> [INFORMATION SUPPLIED]
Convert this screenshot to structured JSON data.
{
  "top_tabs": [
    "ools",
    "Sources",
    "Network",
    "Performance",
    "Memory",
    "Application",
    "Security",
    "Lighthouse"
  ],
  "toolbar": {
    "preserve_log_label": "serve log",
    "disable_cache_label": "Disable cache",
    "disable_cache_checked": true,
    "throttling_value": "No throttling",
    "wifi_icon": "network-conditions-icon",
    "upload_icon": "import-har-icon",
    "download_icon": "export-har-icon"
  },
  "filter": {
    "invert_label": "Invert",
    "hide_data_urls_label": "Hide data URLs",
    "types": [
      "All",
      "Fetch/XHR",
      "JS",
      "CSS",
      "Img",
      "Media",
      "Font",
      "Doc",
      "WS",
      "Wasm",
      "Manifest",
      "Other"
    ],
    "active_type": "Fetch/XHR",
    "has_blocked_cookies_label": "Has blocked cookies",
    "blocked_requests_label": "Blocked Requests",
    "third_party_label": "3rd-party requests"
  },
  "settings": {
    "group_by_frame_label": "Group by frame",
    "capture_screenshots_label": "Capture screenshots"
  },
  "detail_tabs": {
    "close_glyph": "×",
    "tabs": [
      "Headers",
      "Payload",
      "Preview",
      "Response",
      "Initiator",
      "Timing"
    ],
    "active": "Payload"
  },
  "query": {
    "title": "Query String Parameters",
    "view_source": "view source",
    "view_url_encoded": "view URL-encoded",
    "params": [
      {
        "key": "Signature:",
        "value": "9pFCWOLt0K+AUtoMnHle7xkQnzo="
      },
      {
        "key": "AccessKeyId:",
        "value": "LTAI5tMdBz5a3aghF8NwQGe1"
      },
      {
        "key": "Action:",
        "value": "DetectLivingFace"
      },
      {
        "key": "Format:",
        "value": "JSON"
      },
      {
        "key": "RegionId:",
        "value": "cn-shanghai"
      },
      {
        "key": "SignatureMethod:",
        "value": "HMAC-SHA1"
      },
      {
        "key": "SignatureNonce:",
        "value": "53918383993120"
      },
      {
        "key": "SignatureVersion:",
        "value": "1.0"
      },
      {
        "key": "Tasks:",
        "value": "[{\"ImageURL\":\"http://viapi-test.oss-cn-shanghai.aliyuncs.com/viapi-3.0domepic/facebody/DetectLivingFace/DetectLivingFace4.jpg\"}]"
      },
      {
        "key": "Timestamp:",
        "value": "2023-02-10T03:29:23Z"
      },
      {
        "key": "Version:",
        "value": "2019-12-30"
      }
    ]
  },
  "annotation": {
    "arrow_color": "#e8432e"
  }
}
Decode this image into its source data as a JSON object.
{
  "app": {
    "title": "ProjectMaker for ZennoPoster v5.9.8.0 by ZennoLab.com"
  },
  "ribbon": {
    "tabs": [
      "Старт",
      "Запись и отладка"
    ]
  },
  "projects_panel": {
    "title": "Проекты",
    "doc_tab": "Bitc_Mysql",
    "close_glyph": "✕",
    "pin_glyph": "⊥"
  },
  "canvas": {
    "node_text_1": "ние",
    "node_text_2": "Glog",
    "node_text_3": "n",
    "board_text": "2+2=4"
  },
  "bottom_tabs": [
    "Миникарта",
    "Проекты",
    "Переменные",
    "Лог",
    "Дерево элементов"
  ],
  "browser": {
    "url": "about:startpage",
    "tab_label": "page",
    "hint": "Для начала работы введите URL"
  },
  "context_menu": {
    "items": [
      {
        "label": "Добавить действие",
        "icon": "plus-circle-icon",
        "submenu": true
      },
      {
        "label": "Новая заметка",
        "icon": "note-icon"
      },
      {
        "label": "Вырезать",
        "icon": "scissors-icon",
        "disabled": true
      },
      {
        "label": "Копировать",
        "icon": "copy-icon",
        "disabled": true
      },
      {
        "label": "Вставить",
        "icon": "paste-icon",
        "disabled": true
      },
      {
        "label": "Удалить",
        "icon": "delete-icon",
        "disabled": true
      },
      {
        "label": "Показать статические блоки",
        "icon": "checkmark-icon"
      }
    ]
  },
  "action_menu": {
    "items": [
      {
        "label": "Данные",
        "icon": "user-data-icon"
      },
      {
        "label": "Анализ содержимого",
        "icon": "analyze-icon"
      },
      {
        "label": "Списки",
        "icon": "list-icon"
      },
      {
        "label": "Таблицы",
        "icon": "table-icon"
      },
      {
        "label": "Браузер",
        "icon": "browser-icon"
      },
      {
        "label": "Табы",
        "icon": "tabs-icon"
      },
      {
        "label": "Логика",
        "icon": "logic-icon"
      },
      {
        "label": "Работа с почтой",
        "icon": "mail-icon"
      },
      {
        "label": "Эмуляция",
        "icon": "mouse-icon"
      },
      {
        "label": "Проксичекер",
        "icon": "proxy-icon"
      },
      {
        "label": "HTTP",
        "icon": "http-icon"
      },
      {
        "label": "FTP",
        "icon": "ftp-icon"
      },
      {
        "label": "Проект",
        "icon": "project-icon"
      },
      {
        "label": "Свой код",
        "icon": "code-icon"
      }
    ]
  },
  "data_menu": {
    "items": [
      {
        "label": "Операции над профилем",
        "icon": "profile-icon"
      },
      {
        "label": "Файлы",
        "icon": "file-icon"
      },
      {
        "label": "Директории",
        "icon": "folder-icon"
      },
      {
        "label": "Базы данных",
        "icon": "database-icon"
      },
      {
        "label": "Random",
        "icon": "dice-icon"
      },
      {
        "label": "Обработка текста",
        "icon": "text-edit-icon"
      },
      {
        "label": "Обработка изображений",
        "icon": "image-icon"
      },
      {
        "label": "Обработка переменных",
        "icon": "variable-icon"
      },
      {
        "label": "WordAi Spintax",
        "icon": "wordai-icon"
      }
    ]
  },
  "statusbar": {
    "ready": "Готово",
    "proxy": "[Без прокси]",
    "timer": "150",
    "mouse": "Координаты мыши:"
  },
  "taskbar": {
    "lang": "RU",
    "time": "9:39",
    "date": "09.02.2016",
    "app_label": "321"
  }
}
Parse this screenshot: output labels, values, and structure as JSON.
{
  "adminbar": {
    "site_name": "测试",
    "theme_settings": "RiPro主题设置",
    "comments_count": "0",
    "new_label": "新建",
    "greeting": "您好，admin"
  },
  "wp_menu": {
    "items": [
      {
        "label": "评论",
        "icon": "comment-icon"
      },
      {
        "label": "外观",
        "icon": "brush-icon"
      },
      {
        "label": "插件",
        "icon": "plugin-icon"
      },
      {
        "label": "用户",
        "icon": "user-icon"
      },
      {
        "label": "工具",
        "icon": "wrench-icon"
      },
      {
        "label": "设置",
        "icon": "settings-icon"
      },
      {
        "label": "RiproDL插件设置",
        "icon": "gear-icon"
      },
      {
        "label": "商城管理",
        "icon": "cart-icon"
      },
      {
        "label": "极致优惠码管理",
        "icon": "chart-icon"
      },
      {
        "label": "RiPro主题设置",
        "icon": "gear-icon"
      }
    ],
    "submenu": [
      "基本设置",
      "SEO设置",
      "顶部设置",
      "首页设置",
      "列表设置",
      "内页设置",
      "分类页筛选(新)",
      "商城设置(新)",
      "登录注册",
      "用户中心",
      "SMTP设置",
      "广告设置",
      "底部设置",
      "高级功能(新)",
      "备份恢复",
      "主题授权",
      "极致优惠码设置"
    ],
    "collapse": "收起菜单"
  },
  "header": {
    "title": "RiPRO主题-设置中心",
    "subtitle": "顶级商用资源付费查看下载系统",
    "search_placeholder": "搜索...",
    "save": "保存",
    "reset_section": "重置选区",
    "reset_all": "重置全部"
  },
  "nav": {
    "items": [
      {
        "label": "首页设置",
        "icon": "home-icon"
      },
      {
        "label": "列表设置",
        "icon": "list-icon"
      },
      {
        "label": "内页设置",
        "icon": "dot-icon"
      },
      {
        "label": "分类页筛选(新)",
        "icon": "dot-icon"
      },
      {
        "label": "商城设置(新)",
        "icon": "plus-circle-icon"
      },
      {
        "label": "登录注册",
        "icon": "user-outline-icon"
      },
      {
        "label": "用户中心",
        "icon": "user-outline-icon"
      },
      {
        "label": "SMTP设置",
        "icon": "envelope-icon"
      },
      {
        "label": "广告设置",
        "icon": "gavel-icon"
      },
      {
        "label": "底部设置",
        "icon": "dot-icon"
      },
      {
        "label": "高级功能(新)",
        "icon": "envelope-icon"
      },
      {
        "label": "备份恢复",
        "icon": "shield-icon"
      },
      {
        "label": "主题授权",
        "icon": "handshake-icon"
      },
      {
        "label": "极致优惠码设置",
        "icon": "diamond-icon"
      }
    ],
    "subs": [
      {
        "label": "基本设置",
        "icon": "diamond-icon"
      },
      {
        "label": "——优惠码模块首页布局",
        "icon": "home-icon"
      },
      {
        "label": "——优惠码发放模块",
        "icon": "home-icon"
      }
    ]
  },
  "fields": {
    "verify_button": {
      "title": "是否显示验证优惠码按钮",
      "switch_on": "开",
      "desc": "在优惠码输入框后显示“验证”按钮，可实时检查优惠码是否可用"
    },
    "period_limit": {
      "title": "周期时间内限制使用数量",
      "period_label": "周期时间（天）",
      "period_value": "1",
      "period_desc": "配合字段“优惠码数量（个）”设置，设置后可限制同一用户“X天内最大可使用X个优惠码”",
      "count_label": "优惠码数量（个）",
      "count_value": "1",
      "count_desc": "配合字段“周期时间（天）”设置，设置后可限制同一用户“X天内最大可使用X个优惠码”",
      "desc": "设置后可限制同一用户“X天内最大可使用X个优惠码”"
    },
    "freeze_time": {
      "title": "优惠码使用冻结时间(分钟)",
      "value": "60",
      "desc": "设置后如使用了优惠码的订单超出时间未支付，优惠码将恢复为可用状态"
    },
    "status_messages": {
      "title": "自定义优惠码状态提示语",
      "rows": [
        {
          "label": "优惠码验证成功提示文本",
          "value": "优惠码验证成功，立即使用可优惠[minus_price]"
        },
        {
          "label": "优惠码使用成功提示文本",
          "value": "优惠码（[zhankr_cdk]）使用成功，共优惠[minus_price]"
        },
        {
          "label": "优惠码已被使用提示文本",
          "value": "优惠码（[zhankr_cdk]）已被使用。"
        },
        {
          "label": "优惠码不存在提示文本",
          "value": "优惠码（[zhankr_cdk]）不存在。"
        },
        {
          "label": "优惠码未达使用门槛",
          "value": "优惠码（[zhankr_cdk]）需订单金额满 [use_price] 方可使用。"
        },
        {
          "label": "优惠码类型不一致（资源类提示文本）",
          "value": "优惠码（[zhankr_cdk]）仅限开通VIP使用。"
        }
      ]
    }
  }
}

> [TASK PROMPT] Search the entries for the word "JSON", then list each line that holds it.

> [RESPONSE AREA]
Convert this screenshot to structured JSON data.
        "value": "JSON"
Decode this image into its source data as a JSON object.
Parse this screenshot: output labels, values, and structure as JSON.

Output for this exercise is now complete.